Items from a data source
····················

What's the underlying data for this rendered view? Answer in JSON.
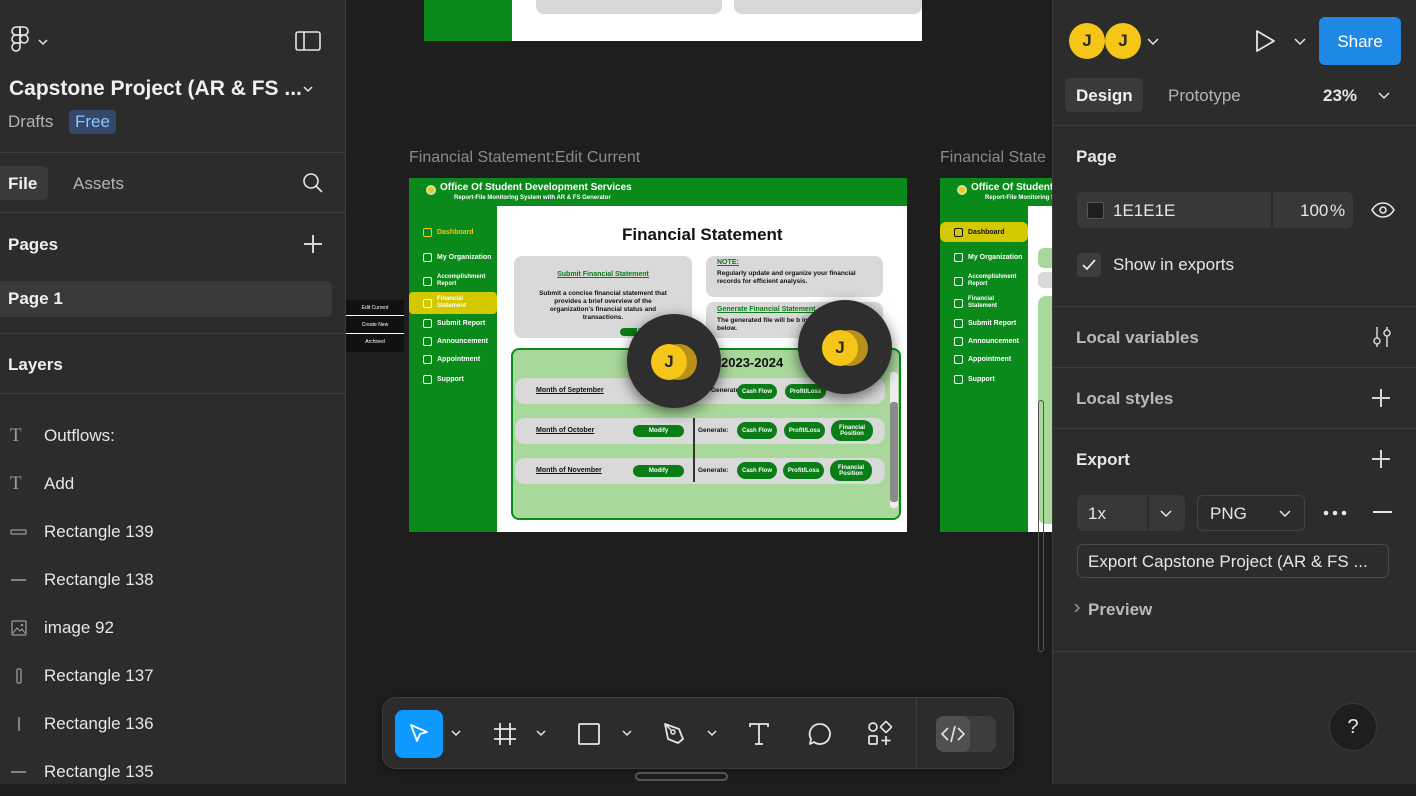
{
  "app": {
    "file_name": "Capstone Project (AR & FS ...",
    "location": "Drafts",
    "plan_badge": "Free"
  },
  "left_panel": {
    "tabs": [
      "File",
      "Assets"
    ],
    "pages_heading": "Pages",
    "pages": [
      "Page 1"
    ],
    "layers_heading": "Layers",
    "layers": [
      {
        "icon": "text",
        "name": "Outflows:"
      },
      {
        "icon": "text",
        "name": "Add"
      },
      {
        "icon": "rect-h",
        "name": "Rectangle 139"
      },
      {
        "icon": "line-h",
        "name": "Rectangle 138"
      },
      {
        "icon": "image",
        "name": "image 92"
      },
      {
        "icon": "rect-v",
        "name": "Rectangle 137"
      },
      {
        "icon": "line-v",
        "name": "Rectangle 136"
      },
      {
        "icon": "line-h",
        "name": "Rectangle 135"
      }
    ]
  },
  "canvas": {
    "frame1_label": "Financial Statement:Edit Current",
    "frame2_label": "Financial State",
    "side_menu": [
      "Edit Current",
      "Create New",
      "Archived"
    ],
    "design": {
      "org_title": "Office Of Student Development Services",
      "org_subtitle": "Report-File Monitoring System with AR & FS Generator",
      "nav": [
        "Dashboard",
        "My Organization",
        "Accomplishment Report",
        "Financial Statement",
        "Submit Report",
        "Announcement",
        "Appointment",
        "Support"
      ],
      "page_title": "Financial Statement",
      "submit_link": "Submit Financial Statement",
      "submit_desc": "Submit a concise financial statement that provides a brief overview of the organization's financial status and transactions.",
      "done_btn": "Done",
      "note_label": "NOTE:",
      "note_text": "Regularly update and organize your financial records for efficient analysis.",
      "generate_link": "Generate Financial Statement",
      "generate_text": "The generated file will be b info below.",
      "year": "2023-2024",
      "months": [
        "Month of September",
        "Month of October",
        "Month of November"
      ],
      "modify": "Modify",
      "generate_label": "Generate:",
      "gen_buttons": [
        "Cash Flow",
        "Profit/Loss",
        "Financial Position"
      ]
    },
    "collaborators": [
      "J",
      "J"
    ]
  },
  "toolbar": {
    "tools": [
      "move-tool",
      "frame-tool",
      "rectangle-tool",
      "pen-tool",
      "text-tool",
      "comment-tool",
      "actions-tool",
      "dev-mode-toggle"
    ]
  },
  "right_panel": {
    "avatars": [
      "J",
      "J"
    ],
    "share_label": "Share",
    "tabs": [
      "Design",
      "Prototype"
    ],
    "zoom": "23%",
    "page_heading": "Page",
    "bg_color": "1E1E1E",
    "bg_opacity": "100",
    "percent": "%",
    "show_in_exports": "Show in exports",
    "local_variables": "Local variables",
    "local_styles": "Local styles",
    "export_heading": "Export",
    "export_scale": "1x",
    "export_format": "PNG",
    "export_button": "Export Capstone Project (AR & FS ...",
    "preview_label": "Preview",
    "help": "?"
  },
  "colors": {
    "accent": "#0d99ff",
    "share_button": "#1e88e5",
    "avatar": "#f5c518",
    "design_green": "#0a8a1a"
  }
}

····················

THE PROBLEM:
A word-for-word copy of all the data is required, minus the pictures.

TASK RESULT:
What's the underlying data for this rendered view? Answer in JSON.
{
  "app": {
    "file_name": "Capstone Project (AR & FS ...",
    "location": "Drafts",
    "plan_badge": "Free"
  },
  "left_panel": {
    "tabs": [
      "File",
      "Assets"
    ],
    "pages_heading": "Pages",
    "pages": [
      "Page 1"
    ],
    "layers_heading": "Layers",
    "layers": [
      {
        "icon": "text",
        "name": "Outflows:"
      },
      {
        "icon": "text",
        "name": "Add"
      },
      {
        "icon": "rect-h",
        "name": "Rectangle 139"
      },
      {
        "icon": "line-h",
        "name": "Rectangle 138"
      },
      {
        "icon": "image",
        "name": "image 92"
      },
      {
        "icon": "rect-v",
        "name": "Rectangle 137"
      },
      {
        "icon": "line-v",
        "name": "Rectangle 136"
      },
      {
        "icon": "line-h",
        "name": "Rectangle 135"
      }
    ]
  },
  "canvas": {
    "frame1_label": "Financial Statement:Edit Current",
    "frame2_label": "Financial State",
    "side_menu": [
      "Edit Current",
      "Create New",
      "Archived"
    ],
    "design": {
      "org_title": "Office Of Student Development Services",
      "org_subtitle": "Report-File Monitoring System with AR & FS Generator",
      "nav": [
        "Dashboard",
        "My Organization",
        "Accomplishment Report",
        "Financial Statement",
        "Submit Report",
        "Announcement",
        "Appointment",
        "Support"
      ],
      "page_title": "Financial Statement",
      "submit_link": "Submit Financial Statement",
      "submit_desc": "Submit a concise financial statement that provides a brief overview of the organization's financial status and transactions.",
      "done_btn": "Done",
      "note_label": "NOTE:",
      "note_text": "Regularly update and organize your financial records for efficient analysis.",
      "generate_link": "Generate Financial Statement",
      "generate_text": "The generated file will be b info below.",
      "year": "2023-2024",
      "months": [
        "Month of September",
        "Month of October",
        "Month of November"
      ],
      "modify": "Modify",
      "generate_label": "Generate:",
      "gen_buttons": [
        "Cash Flow",
        "Profit/Loss",
        "Financial Position"
      ]
    },
    "collaborators": [
      "J",
      "J"
    ]
  },
  "toolbar": {
    "tools": [
      "move-tool",
      "frame-tool",
      "rectangle-tool",
      "pen-tool",
      "text-tool",
      "comment-tool",
      "actions-tool",
      "dev-mode-toggle"
    ]
  },
  "right_panel": {
    "avatars": [
      "J",
      "J"
    ],
    "share_label": "Share",
    "tabs": [
      "Design",
      "Prototype"
    ],
    "zoom": "23%",
    "page_heading": "Page",
    "bg_color": "1E1E1E",
    "bg_opacity": "100",
    "percent": "%",
    "show_in_exports": "Show in exports",
    "local_variables": "Local variables",
    "local_styles": "Local styles",
    "export_heading": "Export",
    "export_scale": "1x",
    "export_format": "PNG",
    "export_button": "Export Capstone Project (AR & FS ...",
    "preview_label": "Preview",
    "help": "?"
  },
  "colors": {
    "accent": "#0d99ff",
    "share_button": "#1e88e5",
    "avatar": "#f5c518",
    "design_green": "#0a8a1a"
  }
}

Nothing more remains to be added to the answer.